-- Data extract follows --

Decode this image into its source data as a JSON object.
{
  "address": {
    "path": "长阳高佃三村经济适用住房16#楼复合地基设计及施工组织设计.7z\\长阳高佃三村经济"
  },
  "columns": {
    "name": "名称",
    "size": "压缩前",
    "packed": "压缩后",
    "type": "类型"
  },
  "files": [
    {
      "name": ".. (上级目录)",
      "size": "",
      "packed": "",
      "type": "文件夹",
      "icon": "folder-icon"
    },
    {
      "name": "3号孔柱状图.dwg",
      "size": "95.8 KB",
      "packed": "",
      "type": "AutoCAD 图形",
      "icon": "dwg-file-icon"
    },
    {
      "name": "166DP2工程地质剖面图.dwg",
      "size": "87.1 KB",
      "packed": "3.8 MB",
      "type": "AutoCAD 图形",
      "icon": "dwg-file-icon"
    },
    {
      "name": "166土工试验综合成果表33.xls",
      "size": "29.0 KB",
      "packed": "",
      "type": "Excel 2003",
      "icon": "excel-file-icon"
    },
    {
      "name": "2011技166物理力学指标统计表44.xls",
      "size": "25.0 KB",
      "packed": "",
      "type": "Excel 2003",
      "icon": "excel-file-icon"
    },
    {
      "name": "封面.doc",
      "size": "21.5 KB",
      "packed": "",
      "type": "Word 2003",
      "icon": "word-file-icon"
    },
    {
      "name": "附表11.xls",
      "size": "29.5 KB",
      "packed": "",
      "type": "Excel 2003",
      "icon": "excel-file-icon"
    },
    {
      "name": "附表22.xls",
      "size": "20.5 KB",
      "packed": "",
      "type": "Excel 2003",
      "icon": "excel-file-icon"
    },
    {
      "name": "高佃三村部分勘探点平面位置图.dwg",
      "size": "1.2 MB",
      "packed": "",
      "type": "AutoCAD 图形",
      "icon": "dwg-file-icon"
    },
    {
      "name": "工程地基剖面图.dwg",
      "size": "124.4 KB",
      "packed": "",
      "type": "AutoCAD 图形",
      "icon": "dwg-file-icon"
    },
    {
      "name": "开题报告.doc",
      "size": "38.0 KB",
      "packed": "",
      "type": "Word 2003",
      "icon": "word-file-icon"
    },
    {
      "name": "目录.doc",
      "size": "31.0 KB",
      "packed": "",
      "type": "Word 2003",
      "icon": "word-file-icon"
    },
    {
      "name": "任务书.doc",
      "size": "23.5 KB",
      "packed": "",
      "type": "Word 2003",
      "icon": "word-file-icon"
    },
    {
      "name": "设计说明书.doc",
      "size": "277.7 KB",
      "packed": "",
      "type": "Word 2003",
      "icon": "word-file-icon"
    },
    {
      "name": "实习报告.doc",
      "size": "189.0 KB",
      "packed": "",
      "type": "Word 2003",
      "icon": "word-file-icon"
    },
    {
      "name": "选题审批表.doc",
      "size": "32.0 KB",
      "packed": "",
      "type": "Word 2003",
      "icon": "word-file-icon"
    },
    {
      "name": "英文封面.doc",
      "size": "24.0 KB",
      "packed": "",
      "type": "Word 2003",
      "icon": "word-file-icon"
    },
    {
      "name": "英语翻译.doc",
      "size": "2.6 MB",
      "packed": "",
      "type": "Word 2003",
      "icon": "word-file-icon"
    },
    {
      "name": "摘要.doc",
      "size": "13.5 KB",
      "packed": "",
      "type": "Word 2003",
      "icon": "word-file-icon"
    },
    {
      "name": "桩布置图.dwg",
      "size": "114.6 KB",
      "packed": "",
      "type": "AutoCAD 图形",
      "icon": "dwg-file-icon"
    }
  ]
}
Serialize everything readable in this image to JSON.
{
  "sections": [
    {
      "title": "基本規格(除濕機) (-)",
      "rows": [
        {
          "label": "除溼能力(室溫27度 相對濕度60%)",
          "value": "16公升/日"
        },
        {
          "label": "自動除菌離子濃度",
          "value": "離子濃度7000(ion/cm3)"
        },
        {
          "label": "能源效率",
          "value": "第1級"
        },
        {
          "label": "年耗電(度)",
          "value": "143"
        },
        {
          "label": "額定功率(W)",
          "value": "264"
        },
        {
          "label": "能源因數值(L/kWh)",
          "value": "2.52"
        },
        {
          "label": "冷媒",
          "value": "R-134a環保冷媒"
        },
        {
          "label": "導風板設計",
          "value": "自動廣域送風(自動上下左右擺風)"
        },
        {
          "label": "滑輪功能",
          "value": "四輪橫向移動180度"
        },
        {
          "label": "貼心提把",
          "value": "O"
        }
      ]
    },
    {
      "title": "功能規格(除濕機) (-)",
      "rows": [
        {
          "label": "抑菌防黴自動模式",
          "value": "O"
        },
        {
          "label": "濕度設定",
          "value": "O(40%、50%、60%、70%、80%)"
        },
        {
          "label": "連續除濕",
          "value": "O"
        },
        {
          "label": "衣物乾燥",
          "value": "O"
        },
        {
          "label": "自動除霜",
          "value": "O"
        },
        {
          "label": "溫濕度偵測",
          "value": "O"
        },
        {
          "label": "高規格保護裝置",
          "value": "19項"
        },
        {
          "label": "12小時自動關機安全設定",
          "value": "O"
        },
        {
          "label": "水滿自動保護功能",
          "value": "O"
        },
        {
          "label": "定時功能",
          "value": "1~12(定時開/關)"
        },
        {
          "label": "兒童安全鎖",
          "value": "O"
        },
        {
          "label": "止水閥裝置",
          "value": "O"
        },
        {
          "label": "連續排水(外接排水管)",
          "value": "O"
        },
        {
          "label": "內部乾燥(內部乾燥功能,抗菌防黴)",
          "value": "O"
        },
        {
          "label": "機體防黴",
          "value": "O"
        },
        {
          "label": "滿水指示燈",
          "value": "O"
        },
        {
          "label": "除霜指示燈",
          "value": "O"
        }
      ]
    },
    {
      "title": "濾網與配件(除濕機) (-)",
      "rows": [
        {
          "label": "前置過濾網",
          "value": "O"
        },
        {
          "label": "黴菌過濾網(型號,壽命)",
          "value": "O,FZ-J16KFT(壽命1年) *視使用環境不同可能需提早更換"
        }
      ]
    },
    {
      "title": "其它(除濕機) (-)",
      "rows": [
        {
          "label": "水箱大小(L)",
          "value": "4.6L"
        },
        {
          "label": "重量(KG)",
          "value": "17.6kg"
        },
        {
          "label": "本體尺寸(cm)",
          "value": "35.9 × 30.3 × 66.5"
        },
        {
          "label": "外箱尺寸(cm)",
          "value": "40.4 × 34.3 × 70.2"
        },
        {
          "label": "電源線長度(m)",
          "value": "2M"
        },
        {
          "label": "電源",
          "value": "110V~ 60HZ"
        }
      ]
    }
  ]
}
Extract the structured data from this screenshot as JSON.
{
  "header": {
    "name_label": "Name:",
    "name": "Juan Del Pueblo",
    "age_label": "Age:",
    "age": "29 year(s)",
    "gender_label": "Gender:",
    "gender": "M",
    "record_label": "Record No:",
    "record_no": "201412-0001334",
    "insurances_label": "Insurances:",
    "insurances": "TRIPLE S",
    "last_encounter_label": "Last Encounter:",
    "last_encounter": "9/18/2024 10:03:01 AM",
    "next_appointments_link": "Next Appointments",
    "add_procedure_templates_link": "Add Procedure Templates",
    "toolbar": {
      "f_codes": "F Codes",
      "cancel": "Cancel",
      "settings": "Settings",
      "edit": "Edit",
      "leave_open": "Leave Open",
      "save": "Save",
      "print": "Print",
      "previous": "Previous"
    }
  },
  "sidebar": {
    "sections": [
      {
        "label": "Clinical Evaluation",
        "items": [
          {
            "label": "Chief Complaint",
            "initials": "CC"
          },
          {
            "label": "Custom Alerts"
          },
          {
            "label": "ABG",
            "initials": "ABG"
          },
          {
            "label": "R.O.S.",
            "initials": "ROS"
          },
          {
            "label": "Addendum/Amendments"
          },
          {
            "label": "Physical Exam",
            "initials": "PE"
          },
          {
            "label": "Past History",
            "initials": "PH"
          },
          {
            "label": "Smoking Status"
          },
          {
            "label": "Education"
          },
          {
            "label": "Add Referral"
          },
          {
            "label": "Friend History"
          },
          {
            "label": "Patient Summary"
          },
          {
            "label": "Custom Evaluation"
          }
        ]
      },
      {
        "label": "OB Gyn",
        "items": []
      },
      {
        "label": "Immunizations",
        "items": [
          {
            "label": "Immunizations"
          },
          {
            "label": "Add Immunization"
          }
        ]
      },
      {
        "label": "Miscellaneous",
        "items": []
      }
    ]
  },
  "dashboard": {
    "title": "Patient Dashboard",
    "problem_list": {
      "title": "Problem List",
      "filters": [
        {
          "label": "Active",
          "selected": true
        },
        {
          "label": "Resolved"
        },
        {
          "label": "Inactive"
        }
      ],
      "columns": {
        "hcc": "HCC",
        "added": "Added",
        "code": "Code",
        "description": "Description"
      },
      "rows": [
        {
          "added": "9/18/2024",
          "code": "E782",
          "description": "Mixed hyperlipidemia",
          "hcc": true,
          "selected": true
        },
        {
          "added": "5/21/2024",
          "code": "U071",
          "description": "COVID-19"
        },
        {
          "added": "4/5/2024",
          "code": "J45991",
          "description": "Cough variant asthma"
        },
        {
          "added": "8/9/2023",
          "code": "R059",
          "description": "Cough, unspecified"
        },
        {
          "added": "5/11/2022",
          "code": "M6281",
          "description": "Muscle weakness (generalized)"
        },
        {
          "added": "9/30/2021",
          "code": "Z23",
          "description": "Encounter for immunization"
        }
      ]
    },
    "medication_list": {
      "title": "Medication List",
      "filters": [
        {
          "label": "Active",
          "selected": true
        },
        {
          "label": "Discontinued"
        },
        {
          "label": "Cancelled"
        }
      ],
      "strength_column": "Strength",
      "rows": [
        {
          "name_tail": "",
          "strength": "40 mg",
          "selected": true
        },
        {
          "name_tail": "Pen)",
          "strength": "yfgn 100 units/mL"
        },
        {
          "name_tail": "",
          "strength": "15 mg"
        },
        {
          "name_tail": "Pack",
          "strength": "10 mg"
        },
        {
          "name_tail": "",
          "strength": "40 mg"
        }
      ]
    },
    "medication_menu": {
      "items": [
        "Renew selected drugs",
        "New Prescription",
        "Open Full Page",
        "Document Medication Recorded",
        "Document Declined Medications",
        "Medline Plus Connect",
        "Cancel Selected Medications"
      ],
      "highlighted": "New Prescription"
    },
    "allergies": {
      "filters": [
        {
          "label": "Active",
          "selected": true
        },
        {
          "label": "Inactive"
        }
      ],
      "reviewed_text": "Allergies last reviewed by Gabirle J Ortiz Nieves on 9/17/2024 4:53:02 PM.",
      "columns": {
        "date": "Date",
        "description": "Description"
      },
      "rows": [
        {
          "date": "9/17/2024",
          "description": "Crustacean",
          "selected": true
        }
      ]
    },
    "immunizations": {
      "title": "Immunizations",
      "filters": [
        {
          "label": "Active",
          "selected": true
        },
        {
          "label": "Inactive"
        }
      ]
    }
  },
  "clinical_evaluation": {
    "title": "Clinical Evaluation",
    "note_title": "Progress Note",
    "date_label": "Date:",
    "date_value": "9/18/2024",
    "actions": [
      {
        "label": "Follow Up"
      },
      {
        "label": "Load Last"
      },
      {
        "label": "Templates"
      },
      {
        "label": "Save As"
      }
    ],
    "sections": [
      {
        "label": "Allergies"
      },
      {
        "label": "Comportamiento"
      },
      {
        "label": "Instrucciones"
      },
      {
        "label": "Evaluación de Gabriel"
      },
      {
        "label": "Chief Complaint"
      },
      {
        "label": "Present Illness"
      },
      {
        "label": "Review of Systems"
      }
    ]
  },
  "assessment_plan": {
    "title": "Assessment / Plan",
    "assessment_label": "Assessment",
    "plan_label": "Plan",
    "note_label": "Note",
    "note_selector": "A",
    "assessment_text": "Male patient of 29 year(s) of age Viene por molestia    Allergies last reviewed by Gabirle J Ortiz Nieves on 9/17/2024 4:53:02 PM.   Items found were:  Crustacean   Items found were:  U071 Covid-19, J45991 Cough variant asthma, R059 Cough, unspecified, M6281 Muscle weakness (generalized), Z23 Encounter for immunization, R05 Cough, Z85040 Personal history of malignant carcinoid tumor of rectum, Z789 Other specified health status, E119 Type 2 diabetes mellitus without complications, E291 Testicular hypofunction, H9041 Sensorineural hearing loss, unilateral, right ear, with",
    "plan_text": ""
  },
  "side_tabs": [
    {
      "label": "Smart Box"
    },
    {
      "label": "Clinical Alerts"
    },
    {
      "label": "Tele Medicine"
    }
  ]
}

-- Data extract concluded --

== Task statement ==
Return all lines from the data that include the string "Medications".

== Reply to the task ==
        "Document Declined Medications",
        "Cancel Selected Medications"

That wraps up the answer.